The first time it happened was just before Werris Creek while competing in Sunday’s 105 kilometre Gunnedah to Tamworth Graded Scratch Races.

He was backing up after finishing a creditable 40th in a 116-strong field in Saturday’s  Keegan Downes Memorial Sundowner Handicap Cycling Classic, a 100km race from Coonabarabran to Gunnedah.

Sydney's Rylee Field feels the burn en route to winning.

Sydney's Rylee Field feels the burn en route to winning.

In the Gunnedah to Tamworth, he finished in 22nd place in Division 3, 10min 06sec behind the winner.

The second time he hit the wall was on Monday morning – a day off the remedy. Hardly surprising, really. Browne had spent the past several months helping organise the Keegan Downes Memorial as its race coordinator, while at the time doing serious training for the events.

The race drew 116 riders from around the state and elsewhere.

The race drew 116 riders from around the state and elsewhere.

His ride in the Keegan Downes Memorial, and the success of the race, made the effort worth it.

“I’m pretty happy with my ride,” he said. “It was better than last year – less than three minutes behind the main field. So I was pretty stoked with the ride.” He added: I’d like to thank our sponsors, Whitehaven and Hitachi, for their tremendous support of cycling in Gunnedah, as well as thank our race volunteers for their support.”    

Rylee Field, of the Parramatta Cycling Club, broke away from a group of about 30 riders with some 10 kilometres to go to the finish line and stayed ahead to capture the Keegan Downes Memorial.

A latecomer to cycling after switching from triathlon at age 18, the 22-year-old crossed the finish line early in the afternoon, with the pack close behind.
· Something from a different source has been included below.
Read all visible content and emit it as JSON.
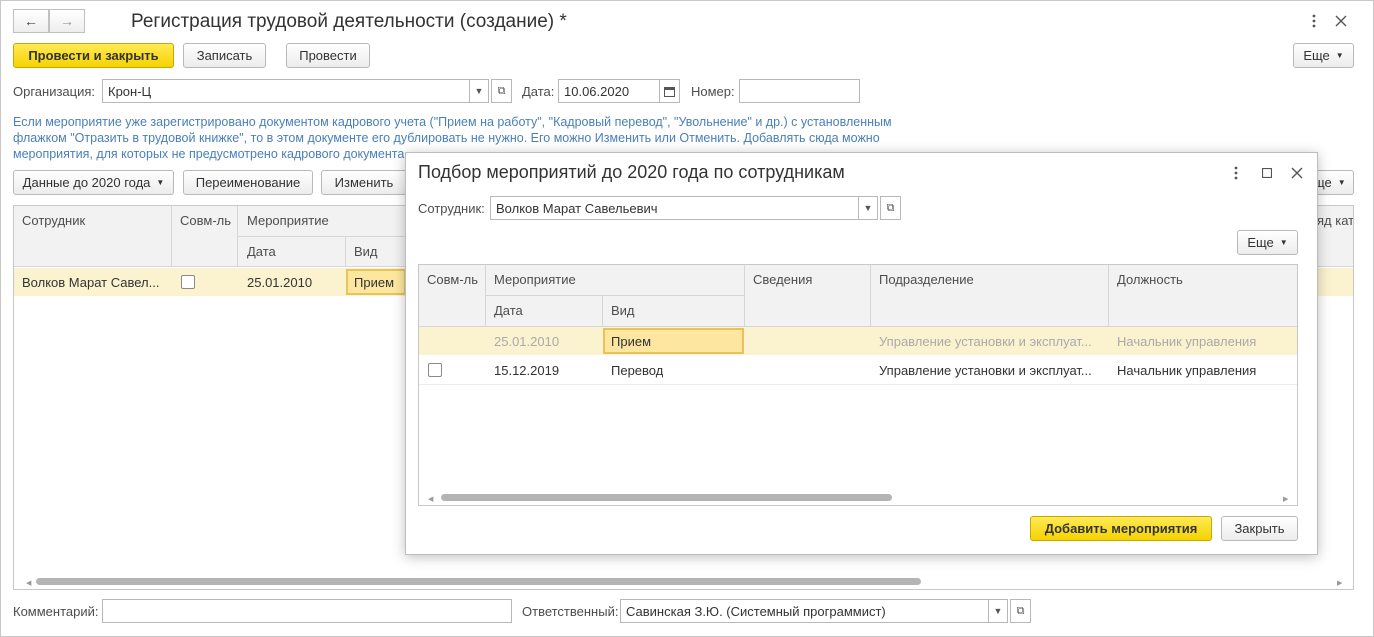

Scott Reynolds (Penrith Cycling club) and Sean Whitfield (Canberra Cycling Club) finished second and third – seven seconds adrift.

Race winner Rylee Field speaks post-event

Field, who had no significant wins heading into the Cycling NSW race, hopes to use the victory as a springboard to bigger races coming up. He said he made his move following one of the race’s last climbs.

He said: “There was about six or seven of us who decided to have a crack … over the top (of the climb) everyone was hurting a bit, so I decided to go solo because I’m not much of a sprinter.”